Because of your own global vision of sharing & community-building, HARAMBEE is now supporting 5 students in medical training through our GROW A DOC program. We met with all 5 and their comments (links on our website) are heartwarming. They are doing well in their studies, ready to fulfill their promise to work in underserved areas after graduation, but all have ambitions to pursue training beyond a Clinical Officer diploma. We hope to expand our program & target young women, who still fight serious pressures in their desire to excel. Our students are an integral part of the AMEN program, coordinating efforts of several Kenyan medical schools with Stritch School of Medicine in Chicago. They’ll participate in web conferencing & service projects with U.S. students in underserved areas where HARAMBEE is already working. John McNulty & I were fortunate to meet with Nairobi USAID Director Lynn Adrian & CDC Associate Director Dave Bader to discuss funding possibilities for this project. Please do consider a donation, with a great gift card.
Purchasing crafts from our co-op groups is an important (and challenging) part of every service trip. This year we have lovely new jewelry, religious items, & badge holders. We also have aprons and skirts fashioned from kangas, African wraps. When Everlyne Shangalla (Women’s Power Group, Kibera) delivered skirts she brought a sweet little girl with her, Shirley. I hadn’t known Everlyne had a child so young. Big smile from Everlyne: “She’s mine, but not my birth daughter. Before Shirley’s birth, her mother was sick with TB and needed care, so I helped her. I stayed with her for 6 months. When she was well she disappeared, leaving Shirley with me. I’m the only mom she’s ever known, and I love her.” Shirley’s birth mother was 15 years old.
Touched by this story? So am I. I’ve heard dozens like it in the years working in Africa. People help children. If they don’t who will? Like Mama Moses, who rescued a newborn baby from a trash heap. He’s now 5 & proudly printed his name for me. Mama Moses (Susan Njeri) crochets plastic totes & makes paper bead necklaces & items from banana leaves. She sells them to feed Moses. I hope you’ll want to buy some. He’s still a happy, well-adjusted kid.
We have a new board member: Dorcas Kerubo, who lives in Nairobi with her husband John Amisi & their family. It’s important to have a resident HARAMBEE presence in Africa & Dorcas will play an important role in our development. Welcome, Dorcas!
I Always Leave Africa With Intense And Disparate Feelings: Great Pride That We’ve Been Able To Make A Difference In Lives. Humility That I Am An Instrument. Inadequacy In The Face Of Overwhelming Needs. And Joy As I Witness Our African Friends Surmount Great Hurdles. Is Your Life Tough? Maybe You’ll Find Inspiration In The Photo Below—Bunk Beds Delivered To Adonai By Motorcycle. This Shot Was Taken At The Top Of A Hill After The Bike Had Climbed It. Go Figure. Wow. (Photo To Be Posted.)

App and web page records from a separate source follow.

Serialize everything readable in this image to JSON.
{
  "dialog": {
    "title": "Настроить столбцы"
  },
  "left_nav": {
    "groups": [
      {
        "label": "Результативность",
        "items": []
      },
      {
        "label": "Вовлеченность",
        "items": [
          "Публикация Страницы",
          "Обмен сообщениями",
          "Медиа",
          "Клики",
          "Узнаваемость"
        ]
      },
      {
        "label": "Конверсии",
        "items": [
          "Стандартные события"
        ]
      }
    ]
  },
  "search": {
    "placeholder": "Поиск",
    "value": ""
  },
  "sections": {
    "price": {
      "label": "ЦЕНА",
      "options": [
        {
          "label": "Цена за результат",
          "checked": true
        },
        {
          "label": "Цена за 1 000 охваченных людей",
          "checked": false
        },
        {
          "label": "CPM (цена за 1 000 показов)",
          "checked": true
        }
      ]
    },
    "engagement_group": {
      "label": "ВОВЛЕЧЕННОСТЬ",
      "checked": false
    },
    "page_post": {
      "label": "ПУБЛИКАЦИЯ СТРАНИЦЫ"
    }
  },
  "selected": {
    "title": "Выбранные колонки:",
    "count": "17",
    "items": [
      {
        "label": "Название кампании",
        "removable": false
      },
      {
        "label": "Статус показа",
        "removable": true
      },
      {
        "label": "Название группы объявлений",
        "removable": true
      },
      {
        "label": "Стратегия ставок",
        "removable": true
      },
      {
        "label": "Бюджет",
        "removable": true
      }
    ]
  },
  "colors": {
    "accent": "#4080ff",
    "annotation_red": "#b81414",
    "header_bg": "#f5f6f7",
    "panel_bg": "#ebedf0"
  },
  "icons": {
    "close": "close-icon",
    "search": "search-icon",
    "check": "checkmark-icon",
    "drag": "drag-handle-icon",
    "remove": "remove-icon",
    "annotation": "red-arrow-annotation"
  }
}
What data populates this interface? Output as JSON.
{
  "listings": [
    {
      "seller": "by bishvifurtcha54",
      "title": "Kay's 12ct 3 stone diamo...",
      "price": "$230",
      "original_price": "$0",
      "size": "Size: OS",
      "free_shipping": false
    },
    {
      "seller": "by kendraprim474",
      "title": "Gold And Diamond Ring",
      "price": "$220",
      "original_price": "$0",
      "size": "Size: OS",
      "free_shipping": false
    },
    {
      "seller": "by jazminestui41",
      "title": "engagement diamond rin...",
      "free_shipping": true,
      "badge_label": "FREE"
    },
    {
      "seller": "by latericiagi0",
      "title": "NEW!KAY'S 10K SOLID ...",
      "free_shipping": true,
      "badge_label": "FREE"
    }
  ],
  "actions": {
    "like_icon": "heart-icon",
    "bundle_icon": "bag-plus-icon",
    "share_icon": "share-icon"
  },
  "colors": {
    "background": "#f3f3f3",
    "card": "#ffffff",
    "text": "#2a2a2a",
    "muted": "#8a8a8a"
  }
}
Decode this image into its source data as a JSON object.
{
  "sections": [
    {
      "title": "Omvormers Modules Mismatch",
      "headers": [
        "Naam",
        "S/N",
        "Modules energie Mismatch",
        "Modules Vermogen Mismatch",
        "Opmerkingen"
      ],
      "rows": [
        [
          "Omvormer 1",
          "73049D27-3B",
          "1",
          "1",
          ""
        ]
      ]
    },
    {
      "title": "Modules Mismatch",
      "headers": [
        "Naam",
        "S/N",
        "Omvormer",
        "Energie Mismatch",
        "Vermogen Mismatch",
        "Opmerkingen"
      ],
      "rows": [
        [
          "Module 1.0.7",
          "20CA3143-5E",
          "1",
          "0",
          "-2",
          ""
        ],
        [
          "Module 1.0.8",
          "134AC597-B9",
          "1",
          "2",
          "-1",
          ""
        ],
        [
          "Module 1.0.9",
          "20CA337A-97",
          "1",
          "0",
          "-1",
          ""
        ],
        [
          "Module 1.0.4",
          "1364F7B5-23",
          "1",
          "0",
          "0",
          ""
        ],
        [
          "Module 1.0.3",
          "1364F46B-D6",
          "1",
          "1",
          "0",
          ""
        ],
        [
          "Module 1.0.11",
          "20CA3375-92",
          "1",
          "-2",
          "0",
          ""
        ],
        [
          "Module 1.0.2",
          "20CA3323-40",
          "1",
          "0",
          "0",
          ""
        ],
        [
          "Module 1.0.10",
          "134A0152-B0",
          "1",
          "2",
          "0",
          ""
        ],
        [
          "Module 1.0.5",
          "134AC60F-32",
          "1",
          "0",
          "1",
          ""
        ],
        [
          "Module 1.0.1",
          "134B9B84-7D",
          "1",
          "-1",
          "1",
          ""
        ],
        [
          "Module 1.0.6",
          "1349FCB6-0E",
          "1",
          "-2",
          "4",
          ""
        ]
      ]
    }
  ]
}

In Africa I’ve experienced life at the edge. For me it’s become the center. Thank you for joining me there.
With love and gratitude,